My only real issue with the novel, was the final big romance (don’t worry, I won’t spoil that for you!). The problem I had with it in general wasn’t so much that it felt rushed or that it came out of nowhere. Because let’s be honest—we’re talking about teenagers cooped up in a spaceship with limited access to…anything. Rushed relationships are par for the course. I personally felt as though the relationship didn’t feel genuine in the way that previous relationships had. Other connections made during the trip to Eden felt more real, and had a rawness to them that made me think of my own friends and enemies and how those are being paralleled in Nyxia. Luckily, this is only the first novel in the series, and I have high hopes that Reintgen will take the already formed relationships and change them in unexpected ways.
The most impactful facet of this navel wasn’t the characters, or the plot, or the sheer badass-ness of nyxia. The true gem was the writing. The sentence structure, the word usage, theming, weaving of elements you might not think would fit in that specific kind of scene, and pure emotion that radiates off the page. Reintgen, with his background in English and Creative Writing, it’s no surprise that he was able to shape everyday words from the English language into such beautiful lines of prose. Many authors can create a compelling story, and many authors can weave individual words into a structure that sounds beautiful. But few authors have the true gift of creating a compelling story, weaving the words together beautifully, and infusing each line with a specific emotion befitting the scene. Reintgen has done that, and more.

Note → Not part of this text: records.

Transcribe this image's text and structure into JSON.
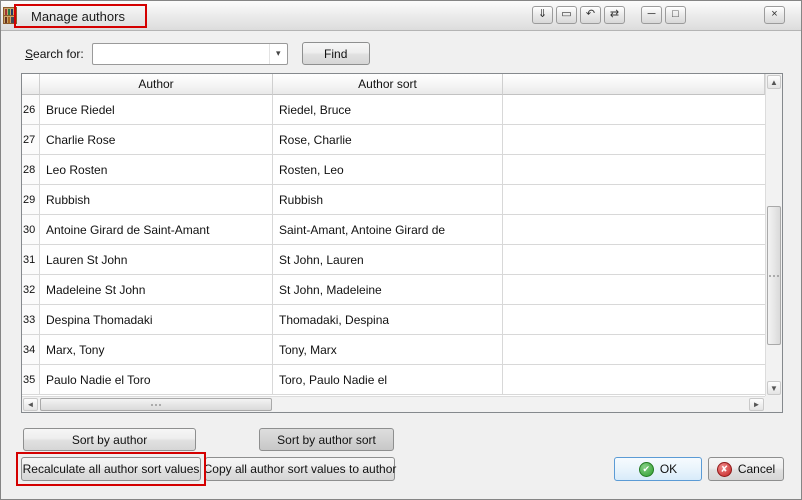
{
  "window": {
    "title": "Manage authors",
    "controls": [
      {
        "name": "keep-above",
        "glyph": "⇓"
      },
      {
        "name": "shade",
        "glyph": "▭"
      },
      {
        "name": "undo",
        "glyph": "↶"
      },
      {
        "name": "move",
        "glyph": "⇄"
      },
      {
        "name": "minimize",
        "glyph": "─"
      },
      {
        "name": "maximize",
        "glyph": "□"
      },
      {
        "name": "close",
        "glyph": "×"
      }
    ]
  },
  "search": {
    "label": "Search for:",
    "value": "",
    "find_label": "Find"
  },
  "table": {
    "headers": {
      "author": "Author",
      "author_sort": "Author sort",
      "extra": ""
    },
    "rows": [
      {
        "num": "26",
        "author": "Bruce Riedel",
        "author_sort": "Riedel, Bruce"
      },
      {
        "num": "27",
        "author": "Charlie Rose",
        "author_sort": "Rose, Charlie"
      },
      {
        "num": "28",
        "author": "Leo Rosten",
        "author_sort": "Rosten, Leo"
      },
      {
        "num": "29",
        "author": "Rubbish",
        "author_sort": "Rubbish"
      },
      {
        "num": "30",
        "author": "Antoine Girard de Saint-Amant",
        "author_sort": "Saint-Amant, Antoine Girard de"
      },
      {
        "num": "31",
        "author": "Lauren St John",
        "author_sort": "St John, Lauren"
      },
      {
        "num": "32",
        "author": "Madeleine St John",
        "author_sort": "St John, Madeleine"
      },
      {
        "num": "33",
        "author": "Despina Thomadaki",
        "author_sort": "Thomadaki, Despina"
      },
      {
        "num": "34",
        "author": "Marx, Tony",
        "author_sort": "Tony, Marx"
      },
      {
        "num": "35",
        "author": "Paulo Nadie el Toro",
        "author_sort": "Toro, Paulo Nadie el"
      }
    ]
  },
  "actions": {
    "sort_by_author": "Sort by author",
    "sort_by_author_sort": "Sort by author sort",
    "recalculate": "Recalculate all author sort values",
    "copy": "Copy all author sort values to author",
    "ok": "OK",
    "cancel": "Cancel"
  },
  "icons": {
    "combo_arrow": "▾",
    "ok_check": "✔",
    "cancel_cross": "✘",
    "scroll_up": "▲",
    "scroll_down": "▼",
    "scroll_left": "◄",
    "scroll_right": "►"
  },
  "annotations": {
    "color": "#d40000"
  }
}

Nyxia was a breath-taking emotional rollercoaster. The peaks had me shaking with laughter, the valleys had me dripping tears on the pages, and the twists had me reading as fast as possible to find out what happens next (but not so fast as to miss anything important, of course). Page after page, I was constantly left wanting to know more. Then I got to the end. And let me say, what an ending. Unexpected and heart wrenching, I literally read the last couple chapters with my mouth hanging open. My husband even stopped to see if I was okay. A cliffhanger, yes. But one that promises more exciting layers of this story and still provides a sense of satisfaction that part one is complete. Part two cannot come out soon enough.
Unlearn your idea of impossible.